Work task
What should come back is the data below, word for word, minus any picture.

Listed records
_ _ _ _

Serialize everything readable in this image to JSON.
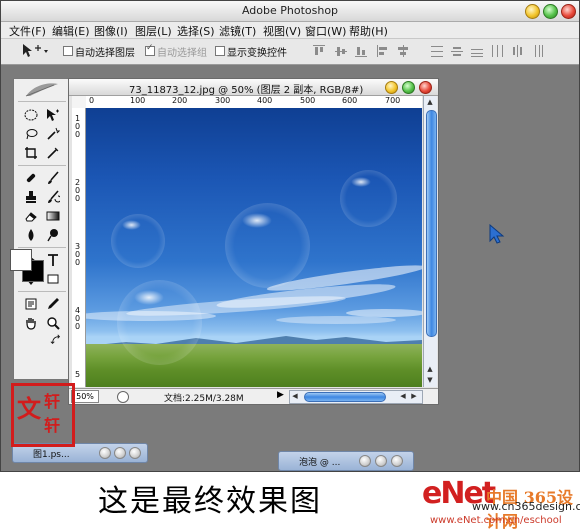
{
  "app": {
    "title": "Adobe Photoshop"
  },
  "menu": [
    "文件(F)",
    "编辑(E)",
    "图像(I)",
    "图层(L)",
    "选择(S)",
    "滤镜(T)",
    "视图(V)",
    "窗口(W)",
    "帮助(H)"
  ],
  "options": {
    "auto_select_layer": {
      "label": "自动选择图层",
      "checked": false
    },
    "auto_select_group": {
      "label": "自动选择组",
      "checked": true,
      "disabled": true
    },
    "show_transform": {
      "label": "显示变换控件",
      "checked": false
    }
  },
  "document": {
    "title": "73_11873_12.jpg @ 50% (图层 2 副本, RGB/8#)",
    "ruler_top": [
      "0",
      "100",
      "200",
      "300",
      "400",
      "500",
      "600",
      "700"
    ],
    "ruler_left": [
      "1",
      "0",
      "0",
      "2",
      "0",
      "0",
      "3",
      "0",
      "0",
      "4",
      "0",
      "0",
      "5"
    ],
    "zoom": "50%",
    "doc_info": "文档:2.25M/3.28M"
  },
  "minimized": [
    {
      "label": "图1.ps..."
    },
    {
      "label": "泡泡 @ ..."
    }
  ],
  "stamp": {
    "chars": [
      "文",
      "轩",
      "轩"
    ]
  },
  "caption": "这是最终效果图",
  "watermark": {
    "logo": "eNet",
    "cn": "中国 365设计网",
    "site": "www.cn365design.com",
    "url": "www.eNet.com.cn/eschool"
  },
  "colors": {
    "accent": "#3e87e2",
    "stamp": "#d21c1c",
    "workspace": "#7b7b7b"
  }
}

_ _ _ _

Output
Serialize everything readable in this image to JSON.
{
  "app": {
    "title": "Adobe Photoshop"
  },
  "menu": [
    "文件(F)",
    "编辑(E)",
    "图像(I)",
    "图层(L)",
    "选择(S)",
    "滤镜(T)",
    "视图(V)",
    "窗口(W)",
    "帮助(H)"
  ],
  "options": {
    "auto_select_layer": {
      "label": "自动选择图层",
      "checked": false
    },
    "auto_select_group": {
      "label": "自动选择组",
      "checked": true,
      "disabled": true
    },
    "show_transform": {
      "label": "显示变换控件",
      "checked": false
    }
  },
  "document": {
    "title": "73_11873_12.jpg @ 50% (图层 2 副本, RGB/8#)",
    "ruler_top": [
      "0",
      "100",
      "200",
      "300",
      "400",
      "500",
      "600",
      "700"
    ],
    "ruler_left": [
      "1",
      "0",
      "0",
      "2",
      "0",
      "0",
      "3",
      "0",
      "0",
      "4",
      "0",
      "0",
      "5"
    ],
    "zoom": "50%",
    "doc_info": "文档:2.25M/3.28M"
  },
  "minimized": [
    {
      "label": "图1.ps..."
    },
    {
      "label": "泡泡 @ ..."
    }
  ],
  "stamp": {
    "chars": [
      "文",
      "轩",
      "轩"
    ]
  },
  "caption": "这是最终效果图",
  "watermark": {
    "logo": "eNet",
    "cn": "中国 365设计网",
    "site": "www.cn365design.com",
    "url": "www.eNet.com.cn/eschool"
  },
  "colors": {
    "accent": "#3e87e2",
    "stamp": "#d21c1c",
    "workspace": "#7b7b7b"
  }
}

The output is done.